┌──

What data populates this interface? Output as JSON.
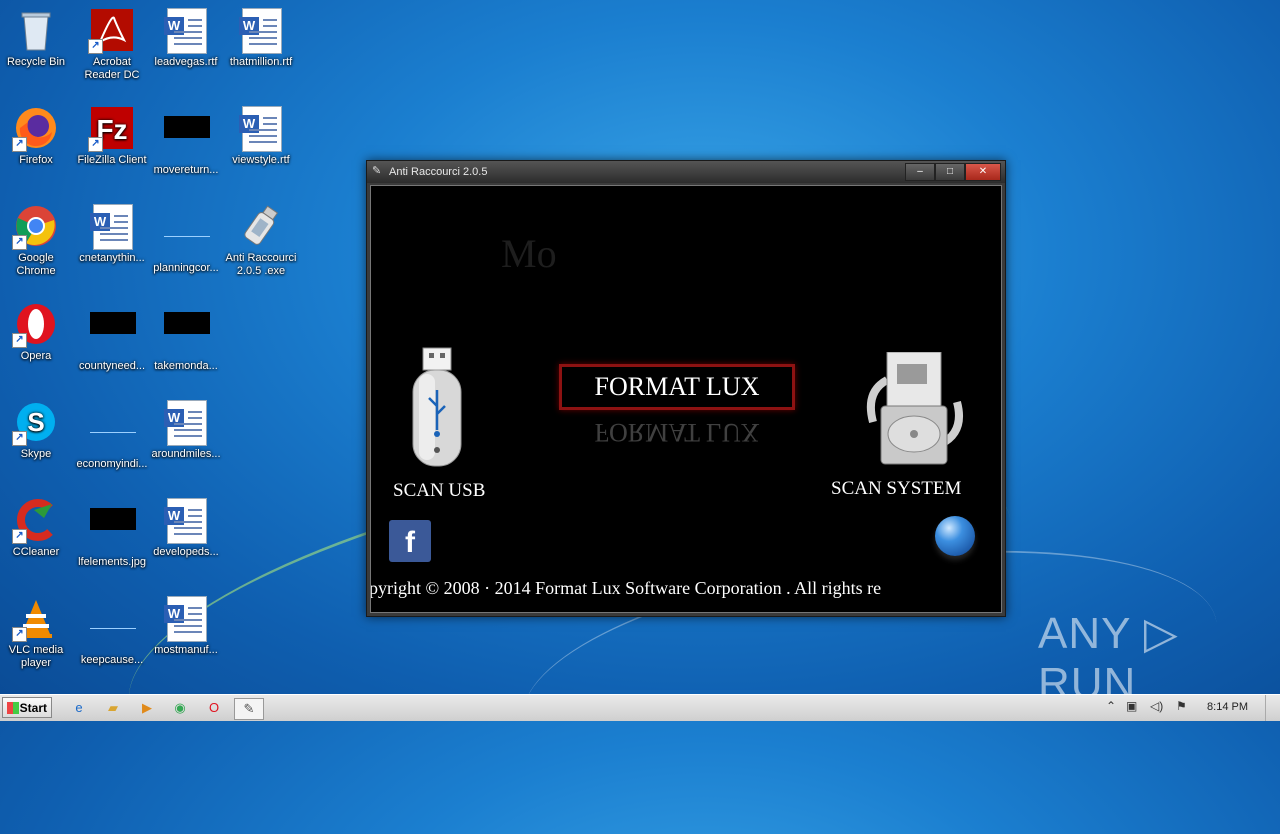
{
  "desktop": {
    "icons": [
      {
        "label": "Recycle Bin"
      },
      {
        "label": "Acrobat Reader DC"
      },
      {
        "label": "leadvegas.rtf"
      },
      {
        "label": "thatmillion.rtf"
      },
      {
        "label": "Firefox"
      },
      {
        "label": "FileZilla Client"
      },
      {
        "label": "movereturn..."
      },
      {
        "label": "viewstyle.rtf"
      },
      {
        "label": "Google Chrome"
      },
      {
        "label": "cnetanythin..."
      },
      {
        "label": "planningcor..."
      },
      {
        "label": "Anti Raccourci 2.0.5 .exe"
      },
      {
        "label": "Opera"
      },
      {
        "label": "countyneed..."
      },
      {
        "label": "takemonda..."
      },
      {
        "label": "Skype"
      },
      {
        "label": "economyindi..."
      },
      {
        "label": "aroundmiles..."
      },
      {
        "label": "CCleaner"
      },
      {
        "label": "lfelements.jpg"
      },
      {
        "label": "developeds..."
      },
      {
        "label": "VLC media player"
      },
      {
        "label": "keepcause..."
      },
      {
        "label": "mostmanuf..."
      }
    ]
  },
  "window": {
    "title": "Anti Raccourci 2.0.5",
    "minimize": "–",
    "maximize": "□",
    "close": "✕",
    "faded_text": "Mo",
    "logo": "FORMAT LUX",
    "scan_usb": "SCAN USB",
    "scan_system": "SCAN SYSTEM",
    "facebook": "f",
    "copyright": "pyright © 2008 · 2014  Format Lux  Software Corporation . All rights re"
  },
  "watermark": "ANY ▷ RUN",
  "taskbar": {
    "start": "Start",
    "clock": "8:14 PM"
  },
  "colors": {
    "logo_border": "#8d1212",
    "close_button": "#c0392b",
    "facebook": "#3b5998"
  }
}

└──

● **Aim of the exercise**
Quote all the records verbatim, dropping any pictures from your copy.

● **Output for this exercise**
What data populates this interface? Output as JSON.
{
  "desktop": {
    "icons": [
      {
        "label": "Recycle Bin"
      },
      {
        "label": "Acrobat Reader DC"
      },
      {
        "label": "leadvegas.rtf"
      },
      {
        "label": "thatmillion.rtf"
      },
      {
        "label": "Firefox"
      },
      {
        "label": "FileZilla Client"
      },
      {
        "label": "movereturn..."
      },
      {
        "label": "viewstyle.rtf"
      },
      {
        "label": "Google Chrome"
      },
      {
        "label": "cnetanythin..."
      },
      {
        "label": "planningcor..."
      },
      {
        "label": "Anti Raccourci 2.0.5 .exe"
      },
      {
        "label": "Opera"
      },
      {
        "label": "countyneed..."
      },
      {
        "label": "takemonda..."
      },
      {
        "label": "Skype"
      },
      {
        "label": "economyindi..."
      },
      {
        "label": "aroundmiles..."
      },
      {
        "label": "CCleaner"
      },
      {
        "label": "lfelements.jpg"
      },
      {
        "label": "developeds..."
      },
      {
        "label": "VLC media player"
      },
      {
        "label": "keepcause..."
      },
      {
        "label": "mostmanuf..."
      }
    ]
  },
  "window": {
    "title": "Anti Raccourci 2.0.5",
    "minimize": "–",
    "maximize": "□",
    "close": "✕",
    "faded_text": "Mo",
    "logo": "FORMAT LUX",
    "scan_usb": "SCAN USB",
    "scan_system": "SCAN SYSTEM",
    "facebook": "f",
    "copyright": "pyright © 2008 · 2014  Format Lux  Software Corporation . All rights re"
  },
  "watermark": "ANY ▷ RUN",
  "taskbar": {
    "start": "Start",
    "clock": "8:14 PM"
  },
  "colors": {
    "logo_border": "#8d1212",
    "close_button": "#c0392b",
    "facebook": "#3b5998"
  }
}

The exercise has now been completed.